As many families look to rein in their spending during the economic
downturn, this is a good time to focus on the positives of less lavish
forms of consumption.
Instead of promoting the size of the price tag, placing greater
emphasis on some of the more meaningful benefits of giving and receiving
gifts can make the ritual feel less superficial and more emotionally
The real benefits of Christmas will last just as long as that extra
inch on your waistline or extra nought on your credit card bill, but
without the angst of either!
Looking beyond the price tag...
Thinking about the true spirit of giving helps us cut through all the
manufacturers' sales campaigns and remember that Christmas is not just
about rushing round the shops at the last minute to grab things with the
biggest price tag.
Although giving expensive presents might be superficially impressive,
it can mask less generous sentiments, such as a desire to raise the
giver's status. Giving expensive gifts can be a substitute for genuine
acts of affection or even a subliminal way of controlling recipients by
making them overly grateful.
When it's the receiver who has demanded the expensive gift, it

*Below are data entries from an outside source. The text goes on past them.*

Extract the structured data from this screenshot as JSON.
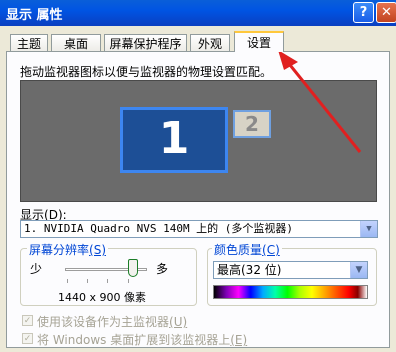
{
  "window": {
    "title": "显示 属性",
    "help_button": "?",
    "close_button": "✕"
  },
  "tabs": [
    {
      "label": "主题",
      "active": false
    },
    {
      "label": "桌面",
      "active": false
    },
    {
      "label": "屏幕保护程序",
      "active": false
    },
    {
      "label": "外观",
      "active": false
    },
    {
      "label": "设置",
      "active": true
    }
  ],
  "settings": {
    "instruction": "拖动监视器图标以便与监视器的物理设置匹配。",
    "monitors": [
      {
        "number": "1",
        "selected": true
      },
      {
        "number": "2",
        "selected": false
      }
    ],
    "display_label": "显示",
    "display_accel": "(D):",
    "display_value": "1. NVIDIA Quadro NVS 140M 上的 (多个监视器)",
    "resolution": {
      "group_label": "屏幕分辨率",
      "group_accel": "(S)",
      "less_label": "少",
      "more_label": "多",
      "value": "1440 x 900 像素"
    },
    "color_quality": {
      "group_label": "颜色质量",
      "group_accel": "(C)",
      "selected": "最高(32 位)"
    },
    "checkboxes": [
      {
        "label": "使用该设备作为主监视器",
        "accel": "(U)",
        "checked": true,
        "enabled": false
      },
      {
        "label": "将 Windows 桌面扩展到该监视器上",
        "accel": "(E)",
        "checked": true,
        "enabled": false
      }
    ]
  },
  "colors": {
    "title_bar": "#0054e3",
    "annotation_arrow": "#e02020",
    "group_label": "#0046d5"
  }
}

negates all thought on behalf of the giver and can sometimes cause
By focusing on the other facets of giving gifts, like spending time
and effort on someone else and showing thoughtfulness and an
understanding of their needs and tastes, you can create stronger bonds
that will stretch way beyond the festive season.
Psychological benefits of gift-making
An inexpensive or home-made gift that is well thought out is often
much more memorable than something flashy and expensive that has
obviously been bought with little or no consideration of the personal
interests or needs of the recipient.
Gift-making really does extend the ritual of Christmas in a good way.
It helps focus on a key aspect of the event that is often either
forgotten or underestimated in terms of the creation of genuine
happiness, namely anticipation.
Psychologists often claim that the anticipation of an event or gift
will often far outweigh the pleasure of the thing itself. By spending
time planning and making more meaningful presents - or by making
decorations or gifts together - you can greatly increase the positive
benefits and levels of happiness.
Rather than battling your way round the shops, you could be sitting
down together making gifts for the rest of the family and friends.
If that sounds a bit too idealised and 'Walton family', it doesn't
have to: Christmas is all about rituals, and although saving money on
gifts might be prompted by the recession, the act of producing and
sharing them is something you can continue long after the stock market
is looking healthier again.
Practical gift-making tips
- Think creatively. Making gifts involves creative
thinking, which can in itself have long-term benefits. Instead of going
down the knitted hat route, encourage kids to create storybooks, writing
their own short stories in hand-illustrated notebooks. (It didn't do
the Bronte sisters any harm and you could be creating the next
generation of J K Rowlings!)
You could also encourage children
to make real-life scrapbooks for older relatives, hunting down photos
and mementoes that can also spark an interest in family history.
tasks such as making a frame for a photo they've taken of a friend's
favourite pet or making food or other treats in the shape of their
initial will help children learn new skills.
Making their own
gifts can also help children appreciate some of the non-commercial
benefits of Christmas, such as showing thought and affection for others.
- Give home-made gifts a designer twist. If you're
already into sewing or knitting patterns, but are worried your efforts
aren't always appreciated, take some time to go window-shopping in some
of the trendier designer, toy and interiors shops.
At this time
of year, these shops are full of hand-knit throws, cushions and soft
toys, and you can copy some of the latest designs, rather than knocking
out another range of woolly socks or vests!
The only thing
missing from your hand-made gift will be the designer label. One simple
idea you can copy from the trendy stores is attaching large, brown paper
luggage labels tied with string to your presents.
recipient's name on one of these should ensure even the most
hard-to-please kids think they've got a cutting-edge
- Create healthy festive foods and hampers. Giving
home-made food gifts is another lovely idea that shows you have really
thought about the recipient and taken the time to create something
especially for them.
back to top